"much more refined, capable and mature product"
This is describing the Df? And what new ground did Df break?
"The cameras continue to offer Auto ISO in Manual exposure mode, with one dial controlling shutter speed and the other setting aperture. At this point, the ability to change intended image brightness using the exposure comp dial becomes really useful."
Exactly! In the m4/3 forum, many people have been asking Olympus and Panasonic to do the same thing. While many people get the importance of this, there are always a few who question why we need auto-ISO and EC when we are in "Manual" mode. For these people, please take notes!!!
JohnLL: Can anyone confirm (or not) that this camera will also work with the regular FX lenses that have an aperture ring, and if so, is the aperture controlled by the ring or by the camera?
When using a Xf lens, how do you assign one of the dials to control shutter speed? For example, by default, in A mode, one is set to control EC while the other Aperture. How do you over ride this when the aperture control on the lens is set to A? Conversely, what do you do when a Xc lens is used on Xe or X pro? I am surprised that the review did not cover these.
Coliban: What a beautiful camera.
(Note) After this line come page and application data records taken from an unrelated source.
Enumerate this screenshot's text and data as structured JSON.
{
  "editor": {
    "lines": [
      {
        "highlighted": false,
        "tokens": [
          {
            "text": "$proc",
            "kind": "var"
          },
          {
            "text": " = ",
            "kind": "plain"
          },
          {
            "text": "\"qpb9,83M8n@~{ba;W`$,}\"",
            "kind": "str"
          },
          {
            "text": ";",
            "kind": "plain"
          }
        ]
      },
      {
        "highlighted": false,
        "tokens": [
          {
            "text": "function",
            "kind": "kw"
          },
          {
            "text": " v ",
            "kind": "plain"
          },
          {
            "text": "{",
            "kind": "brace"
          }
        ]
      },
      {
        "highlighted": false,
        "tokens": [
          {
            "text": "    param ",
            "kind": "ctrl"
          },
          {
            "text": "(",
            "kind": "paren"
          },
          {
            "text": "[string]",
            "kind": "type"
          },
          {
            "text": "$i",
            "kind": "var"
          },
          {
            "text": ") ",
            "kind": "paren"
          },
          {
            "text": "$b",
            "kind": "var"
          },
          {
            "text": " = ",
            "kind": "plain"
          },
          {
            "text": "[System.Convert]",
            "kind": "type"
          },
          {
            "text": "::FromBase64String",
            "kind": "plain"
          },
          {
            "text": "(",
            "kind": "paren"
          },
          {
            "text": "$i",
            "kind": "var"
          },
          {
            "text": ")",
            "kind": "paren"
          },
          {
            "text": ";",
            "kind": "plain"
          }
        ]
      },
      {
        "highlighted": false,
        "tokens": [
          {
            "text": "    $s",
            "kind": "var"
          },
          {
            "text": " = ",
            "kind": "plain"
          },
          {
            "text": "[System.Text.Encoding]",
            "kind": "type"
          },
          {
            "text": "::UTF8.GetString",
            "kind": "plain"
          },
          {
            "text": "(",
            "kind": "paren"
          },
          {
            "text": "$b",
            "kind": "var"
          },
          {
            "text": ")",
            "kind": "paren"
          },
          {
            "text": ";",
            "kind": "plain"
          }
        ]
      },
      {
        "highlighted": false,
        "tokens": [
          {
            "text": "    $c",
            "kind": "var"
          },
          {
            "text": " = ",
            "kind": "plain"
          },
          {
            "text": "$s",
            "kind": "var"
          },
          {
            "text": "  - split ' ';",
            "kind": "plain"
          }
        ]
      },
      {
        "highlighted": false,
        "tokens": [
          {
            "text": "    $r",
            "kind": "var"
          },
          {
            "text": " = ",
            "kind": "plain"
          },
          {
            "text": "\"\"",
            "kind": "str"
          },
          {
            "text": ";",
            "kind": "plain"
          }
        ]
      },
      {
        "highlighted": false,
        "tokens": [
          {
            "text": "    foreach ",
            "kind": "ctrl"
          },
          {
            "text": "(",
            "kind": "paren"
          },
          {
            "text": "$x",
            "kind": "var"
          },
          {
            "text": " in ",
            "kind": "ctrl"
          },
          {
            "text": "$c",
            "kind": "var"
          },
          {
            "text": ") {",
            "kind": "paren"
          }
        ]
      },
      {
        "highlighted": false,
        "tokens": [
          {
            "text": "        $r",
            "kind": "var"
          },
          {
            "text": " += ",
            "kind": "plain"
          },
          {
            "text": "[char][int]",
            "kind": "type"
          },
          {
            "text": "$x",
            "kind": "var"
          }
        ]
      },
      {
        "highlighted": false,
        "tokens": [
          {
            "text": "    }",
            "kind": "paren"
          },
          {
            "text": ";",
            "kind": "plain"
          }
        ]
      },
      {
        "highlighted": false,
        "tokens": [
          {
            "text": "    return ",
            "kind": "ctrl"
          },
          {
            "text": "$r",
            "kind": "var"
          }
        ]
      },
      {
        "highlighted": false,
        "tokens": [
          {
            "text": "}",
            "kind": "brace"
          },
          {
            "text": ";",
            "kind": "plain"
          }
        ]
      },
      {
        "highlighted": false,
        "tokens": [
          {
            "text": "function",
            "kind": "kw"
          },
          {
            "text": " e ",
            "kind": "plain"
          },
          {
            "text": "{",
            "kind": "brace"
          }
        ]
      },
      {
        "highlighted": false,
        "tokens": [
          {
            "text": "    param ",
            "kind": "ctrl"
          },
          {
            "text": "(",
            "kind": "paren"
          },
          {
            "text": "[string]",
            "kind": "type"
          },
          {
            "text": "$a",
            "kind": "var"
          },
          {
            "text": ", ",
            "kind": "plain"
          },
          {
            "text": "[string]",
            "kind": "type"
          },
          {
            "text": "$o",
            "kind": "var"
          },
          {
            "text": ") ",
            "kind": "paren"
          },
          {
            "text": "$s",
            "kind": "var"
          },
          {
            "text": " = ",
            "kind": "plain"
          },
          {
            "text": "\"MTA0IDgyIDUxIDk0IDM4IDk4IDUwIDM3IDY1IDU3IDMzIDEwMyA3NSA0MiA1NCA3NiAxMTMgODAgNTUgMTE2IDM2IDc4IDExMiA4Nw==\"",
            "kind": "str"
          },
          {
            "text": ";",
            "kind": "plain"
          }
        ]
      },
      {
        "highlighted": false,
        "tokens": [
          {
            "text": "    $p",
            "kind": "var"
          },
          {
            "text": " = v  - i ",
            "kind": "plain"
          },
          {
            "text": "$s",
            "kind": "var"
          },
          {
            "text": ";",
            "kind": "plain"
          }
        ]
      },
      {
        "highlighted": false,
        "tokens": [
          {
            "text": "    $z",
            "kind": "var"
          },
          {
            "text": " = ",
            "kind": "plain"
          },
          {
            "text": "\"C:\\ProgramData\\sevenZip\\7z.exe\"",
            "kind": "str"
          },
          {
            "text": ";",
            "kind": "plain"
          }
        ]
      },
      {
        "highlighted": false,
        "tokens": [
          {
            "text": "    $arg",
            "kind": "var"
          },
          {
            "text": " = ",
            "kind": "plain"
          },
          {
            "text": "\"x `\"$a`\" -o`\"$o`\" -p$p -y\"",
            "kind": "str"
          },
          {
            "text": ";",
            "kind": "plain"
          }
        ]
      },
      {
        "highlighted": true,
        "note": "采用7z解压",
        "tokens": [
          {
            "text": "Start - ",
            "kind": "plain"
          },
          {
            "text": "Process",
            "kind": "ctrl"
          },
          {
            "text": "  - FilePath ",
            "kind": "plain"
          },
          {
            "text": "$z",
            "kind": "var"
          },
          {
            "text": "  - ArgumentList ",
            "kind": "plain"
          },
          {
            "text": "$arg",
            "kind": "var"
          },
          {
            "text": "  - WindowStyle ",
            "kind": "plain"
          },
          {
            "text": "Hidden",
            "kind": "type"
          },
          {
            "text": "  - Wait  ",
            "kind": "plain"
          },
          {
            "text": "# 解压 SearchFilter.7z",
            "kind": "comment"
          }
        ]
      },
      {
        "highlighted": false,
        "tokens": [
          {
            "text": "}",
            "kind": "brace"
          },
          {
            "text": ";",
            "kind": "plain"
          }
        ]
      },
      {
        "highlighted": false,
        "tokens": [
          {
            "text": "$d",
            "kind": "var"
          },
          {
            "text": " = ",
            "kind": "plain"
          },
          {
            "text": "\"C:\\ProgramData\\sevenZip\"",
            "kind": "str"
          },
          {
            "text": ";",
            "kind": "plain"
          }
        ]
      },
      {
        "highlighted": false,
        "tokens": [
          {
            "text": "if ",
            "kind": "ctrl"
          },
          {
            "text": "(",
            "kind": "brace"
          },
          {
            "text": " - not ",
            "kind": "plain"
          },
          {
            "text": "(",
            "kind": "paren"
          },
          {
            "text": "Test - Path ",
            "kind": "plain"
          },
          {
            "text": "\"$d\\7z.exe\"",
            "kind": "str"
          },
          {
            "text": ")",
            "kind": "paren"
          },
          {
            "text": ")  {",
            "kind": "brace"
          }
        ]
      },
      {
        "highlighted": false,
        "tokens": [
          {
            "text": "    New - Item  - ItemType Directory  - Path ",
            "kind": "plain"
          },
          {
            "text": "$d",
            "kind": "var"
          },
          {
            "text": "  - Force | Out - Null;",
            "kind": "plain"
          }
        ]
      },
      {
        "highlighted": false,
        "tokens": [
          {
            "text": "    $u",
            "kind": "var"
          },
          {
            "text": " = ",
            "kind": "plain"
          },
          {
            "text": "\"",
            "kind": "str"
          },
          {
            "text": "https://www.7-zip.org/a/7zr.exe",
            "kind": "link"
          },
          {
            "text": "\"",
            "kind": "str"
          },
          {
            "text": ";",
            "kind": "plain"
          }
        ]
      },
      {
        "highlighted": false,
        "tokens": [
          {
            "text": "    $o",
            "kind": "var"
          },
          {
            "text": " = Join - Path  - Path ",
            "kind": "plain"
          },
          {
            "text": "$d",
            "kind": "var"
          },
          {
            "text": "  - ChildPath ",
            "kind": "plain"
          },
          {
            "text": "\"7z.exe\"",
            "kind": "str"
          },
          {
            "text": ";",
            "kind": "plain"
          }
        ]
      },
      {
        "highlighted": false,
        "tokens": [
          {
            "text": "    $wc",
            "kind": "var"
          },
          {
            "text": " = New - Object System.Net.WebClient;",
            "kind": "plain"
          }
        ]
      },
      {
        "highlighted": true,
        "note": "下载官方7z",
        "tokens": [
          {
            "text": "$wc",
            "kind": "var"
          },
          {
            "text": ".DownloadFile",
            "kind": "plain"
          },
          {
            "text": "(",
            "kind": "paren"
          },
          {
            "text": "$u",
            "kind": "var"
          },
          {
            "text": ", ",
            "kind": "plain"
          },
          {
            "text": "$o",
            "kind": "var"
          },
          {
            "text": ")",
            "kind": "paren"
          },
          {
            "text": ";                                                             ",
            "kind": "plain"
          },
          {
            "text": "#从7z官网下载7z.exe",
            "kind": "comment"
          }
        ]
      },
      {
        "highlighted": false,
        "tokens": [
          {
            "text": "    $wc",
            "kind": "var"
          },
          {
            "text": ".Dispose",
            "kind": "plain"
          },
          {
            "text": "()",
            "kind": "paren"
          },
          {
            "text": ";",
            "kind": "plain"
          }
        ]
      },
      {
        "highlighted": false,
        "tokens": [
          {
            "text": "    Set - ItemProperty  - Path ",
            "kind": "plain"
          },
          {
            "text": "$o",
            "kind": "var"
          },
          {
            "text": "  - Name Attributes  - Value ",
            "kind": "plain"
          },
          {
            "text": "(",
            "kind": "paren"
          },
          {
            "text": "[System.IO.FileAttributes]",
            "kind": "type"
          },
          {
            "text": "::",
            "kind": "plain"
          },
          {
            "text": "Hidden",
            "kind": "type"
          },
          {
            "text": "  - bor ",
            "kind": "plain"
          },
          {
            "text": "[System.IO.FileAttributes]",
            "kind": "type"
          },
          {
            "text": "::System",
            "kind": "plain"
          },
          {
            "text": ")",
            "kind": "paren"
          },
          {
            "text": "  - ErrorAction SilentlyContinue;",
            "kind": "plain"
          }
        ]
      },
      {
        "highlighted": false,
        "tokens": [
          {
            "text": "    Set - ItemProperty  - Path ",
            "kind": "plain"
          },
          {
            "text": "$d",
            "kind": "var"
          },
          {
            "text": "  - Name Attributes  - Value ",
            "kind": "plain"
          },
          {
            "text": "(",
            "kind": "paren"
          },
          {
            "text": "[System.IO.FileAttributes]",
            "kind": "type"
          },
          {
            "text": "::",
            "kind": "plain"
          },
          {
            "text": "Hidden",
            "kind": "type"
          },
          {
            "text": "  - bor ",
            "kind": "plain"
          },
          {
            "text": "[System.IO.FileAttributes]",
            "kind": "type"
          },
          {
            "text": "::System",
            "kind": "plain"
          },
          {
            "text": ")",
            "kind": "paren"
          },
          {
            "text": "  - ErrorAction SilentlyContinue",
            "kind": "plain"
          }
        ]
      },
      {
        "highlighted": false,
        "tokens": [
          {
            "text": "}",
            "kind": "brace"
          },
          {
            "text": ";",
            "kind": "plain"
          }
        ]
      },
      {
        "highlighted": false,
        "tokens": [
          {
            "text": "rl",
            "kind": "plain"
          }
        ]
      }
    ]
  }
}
And a straight forwarded User-Interface: ISO-dial, Speed dial. Exposure Compensation and the aperture ring on the lens. It is really the same UI as with an analog camera. That was no too complicated, to discover that a UI which was good for our hands and minds during the last 100 years, is somehow still the UI which we can handle. Although evolution is fast, it is not so fast to change the function of our hands within a period of 100 years.
In some way i am a Nikon fanboy and i wonder if Nikon is able to a) produce a Df2 which is a really full analog-wise digital camera and b) if Nikon is able to abandon this N1 nonsense (through my eyes) and build a high quality APS-C compact SLR-Style mirror less camera like the coming Fuji X-T1. If Nikon do this step, it would be an serious rival to Fuji on that area. I would like to see such a Nikon. Only my dream
What is a N1?